*What you should do:* Copy all lines in the data that contain the string "hari".

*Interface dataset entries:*
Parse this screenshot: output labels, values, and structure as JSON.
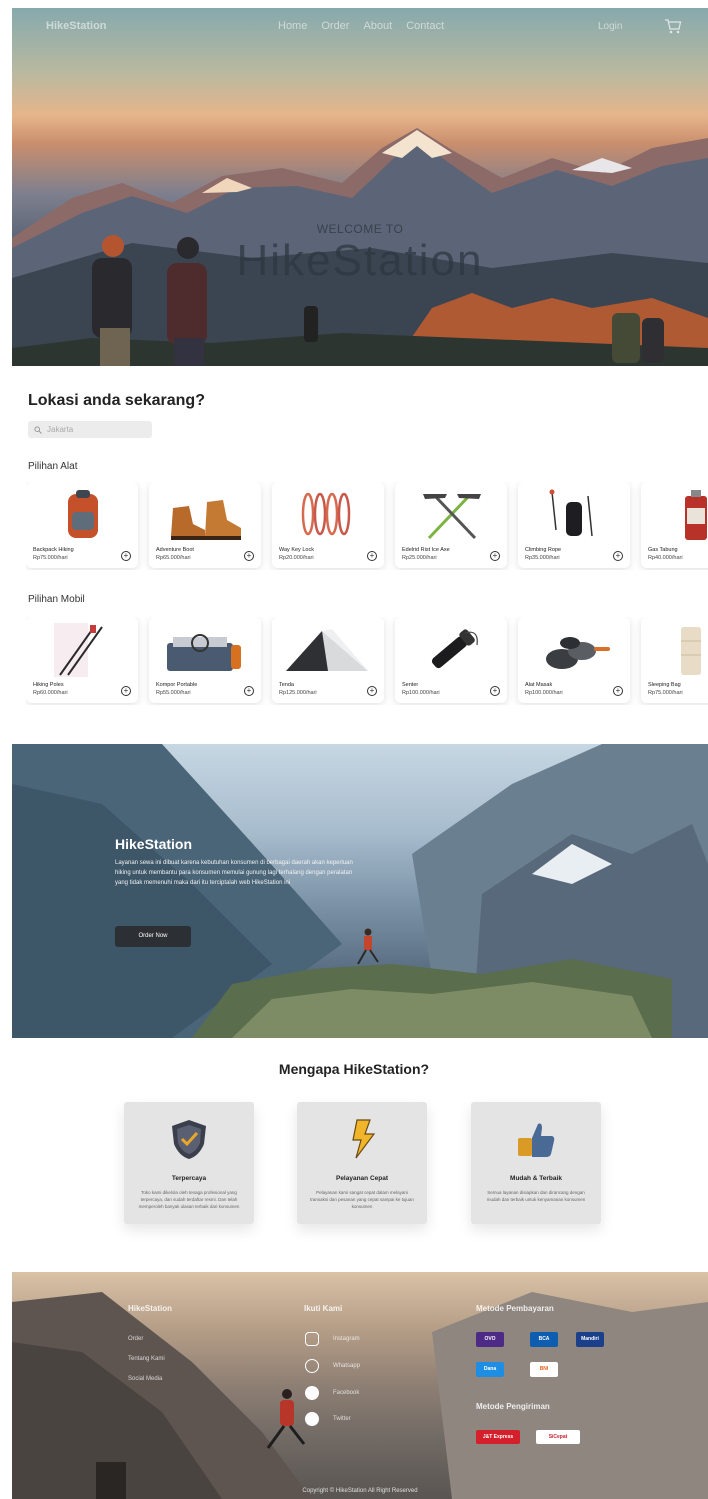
{
  "nav": {
    "brand": "HikeStation",
    "links": [
      "Home",
      "Order",
      "About",
      "Contact"
    ],
    "login": "Login"
  },
  "hero": {
    "subtitle": "WELCOME TO",
    "title": "HikeStation"
  },
  "location": {
    "heading": "Lokasi anda sekarang?",
    "search_placeholder": "Jakarta"
  },
  "equipment": {
    "label": "Pilihan Alat",
    "items": [
      {
        "name": "Backpack Hiking",
        "price": "Rp75.000/hari",
        "icon": "backpack-icon"
      },
      {
        "name": "Adventure Boot",
        "price": "Rp65.000/hari",
        "icon": "boots-icon"
      },
      {
        "name": "Way Key Lock",
        "price": "Rp20.000/hari",
        "icon": "carabiner-icon"
      },
      {
        "name": "Edelrid Rist Ice Axe",
        "price": "Rp25.000/hari",
        "icon": "ice-axe-icon"
      },
      {
        "name": "Climbing Rope",
        "price": "Rp35.000/hari",
        "icon": "rope-icon"
      },
      {
        "name": "Gas Tabung",
        "price": "Rp40.000/hari",
        "icon": "gas-canister-icon"
      }
    ]
  },
  "vehicles": {
    "label": "Pilihan Mobil",
    "items": [
      {
        "name": "Hiking Poles",
        "price": "Rp60.000/hari",
        "icon": "hiking-poles-icon"
      },
      {
        "name": "Kompor Portable",
        "price": "Rp55.000/hari",
        "icon": "stove-icon"
      },
      {
        "name": "Tenda",
        "price": "Rp125.000/hari",
        "icon": "tent-icon"
      },
      {
        "name": "Senter",
        "price": "Rp100.000/hari",
        "icon": "flashlight-icon"
      },
      {
        "name": "Alat Masak",
        "price": "Rp100.000/hari",
        "icon": "cookware-icon"
      },
      {
        "name": "Sleeping Bag",
        "price": "Rp75.000/hari",
        "icon": "sleeping-bag-icon"
      }
    ]
  },
  "about": {
    "title": "HikeStation",
    "text": "Layanan sewa ini dibuat karena kebutuhan konsumen di berbagai daerah akan keperluan hiking untuk membantu para konsumen memulai gunung lagi terhalang dengan peralatan yang tidak memenuhi maka dari itu terciptalah web HikeStation ini",
    "button": "Order Now"
  },
  "why": {
    "title": "Mengapa HikeStation?",
    "cards": [
      {
        "title": "Terpercaya",
        "desc": "Toko kami dikelola oleh tenaga profesional yang terpercaya, dan sudah terdaftar resmi. Dan telah memperoleh banyak ulasan terbaik dari konsumen",
        "icon": "shield-icon"
      },
      {
        "title": "Pelayanan Cepat",
        "desc": "Pelayanan kami sangat cepat dalam melayani transaksi dan pesanan yang cepat sampai ke tujuan konsumen",
        "icon": "lightning-icon"
      },
      {
        "title": "Mudah & Terbaik",
        "desc": "Semua layanan disiapkan dan dirancang dengan mudah dan terbaik untuk kenyamanan konsumen",
        "icon": "thumbs-up-icon"
      }
    ]
  },
  "footer": {
    "col1": {
      "heading": "HikeStation",
      "links": [
        "Order",
        "Tentang Kami",
        "Social Media"
      ]
    },
    "col2": {
      "heading": "Ikuti Kami",
      "links": [
        "Instagram",
        "Whatsapp",
        "Facebook",
        "Twitter"
      ]
    },
    "payment": {
      "heading": "Metode Pembayaran",
      "methods": [
        "OVO",
        "BCA",
        "Mandiri",
        "Dana",
        "BNI"
      ]
    },
    "shipping": {
      "heading": "Metode Pengiriman",
      "methods": [
        "J&T Express",
        "SiCepat"
      ]
    },
    "copyright": "Copyright © HikeStation All Right Reserved"
  },
  "colors": {
    "dark_button": "#2c2f33",
    "ovo": "#4c2a86",
    "bca": "#0d5eb0",
    "jnt": "#d3202a"
  }
}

*Response to this exercise:*
        "price": "Rp75.000/hari",
        "price": "Rp65.000/hari",
        "price": "Rp20.000/hari",
        "price": "Rp25.000/hari",
        "price": "Rp35.000/hari",
        "price": "Rp40.000/hari",
        "price": "Rp60.000/hari",
        "price": "Rp55.000/hari",
        "price": "Rp125.000/hari",
        "price": "Rp100.000/hari",
        "price": "Rp100.000/hari",
        "price": "Rp75.000/hari",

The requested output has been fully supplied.